Combining geometric and probabilistic reasoning for computer-based penetrating-trauma assessment.

Journal of the American Medical Informatics Association : JAMIA

PubMedID: 11971888

Ogunyemi OI, Clarke JR, Ash N, Webber BL. Combining geometric and probabilistic reasoning for computer-based penetrating-trauma assessment. J Am Med Inform Assoc. 2002;9(3):273-82.
OBJECTIVE
To ascertain whether three-dimensional geometric and probabilistic reasoning methods can be successfully combined for computer-based assessment of conditions arising from ballistic penetrating trauma to the chest and abdomen.

DESIGN
The authors created a computer system (TraumaSCAN) that integrates three-dimensional geometric reasoning about anatomic likelihood of injury with probabilistic reasoning about injury consequences using Bayesian networks. Preliminary evaluation of TraumaSCAN was performed via a retrospective study testing performance of the system on data from 26 cases of actual gunshot wounds.

MEASUREMENTS
Areas under the receiver operating characteristics (ROC) curve were calculated for each condition modeled in TraumaSCAN that was present in the 26 cases. The comprehensiveness and relevance of the TraumaSCAN diagnosis for the 26 cases were used to assess the overall performance of the system. To test the ability of TraumaSCAN to handle limited findings, these measurements were calculated both with and without input of observed findings into the Bayesian network.
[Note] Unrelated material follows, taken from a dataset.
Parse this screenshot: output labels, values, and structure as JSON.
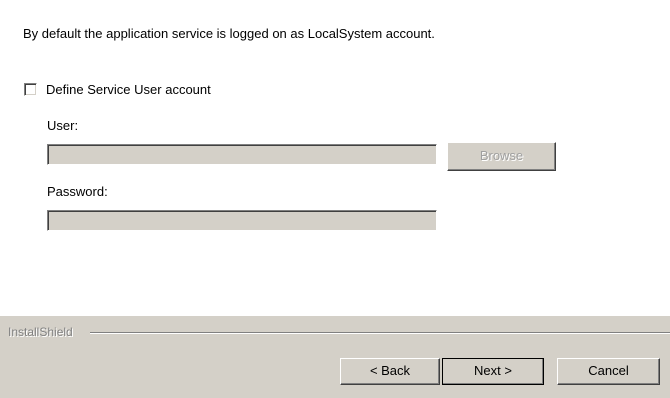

RESULTS
For the 11 conditions assessed, the worst area under the ROC curve with no observed findings input into the Bayesian network was 0.542 (95% CI, 0.146-0.937), the median was 0.883 (95% CI, 0.713-1.000), and the best was 1.00 (95% CI, 1.000-1.000). The worst area under the ROC curve with all observed findings input into the Bayesian network was 0.835 (95% CI, 0.602-1.000), the median was 0.941 (95% CI, 0.827-1.000), and the best was 0.992 (95% CI, 0.965-1.000). A comparison of the areas under the curve obtained with and without input of observed findings into the Bayesian network showed that there were significant differences for 2 of the 11 conditions assessed.

CONCLUSION
A computer-based method that combines geometric and probabilistic reasoning shows promise as a tool for assessing ballistic penetrating trauma to the chest and abdomen.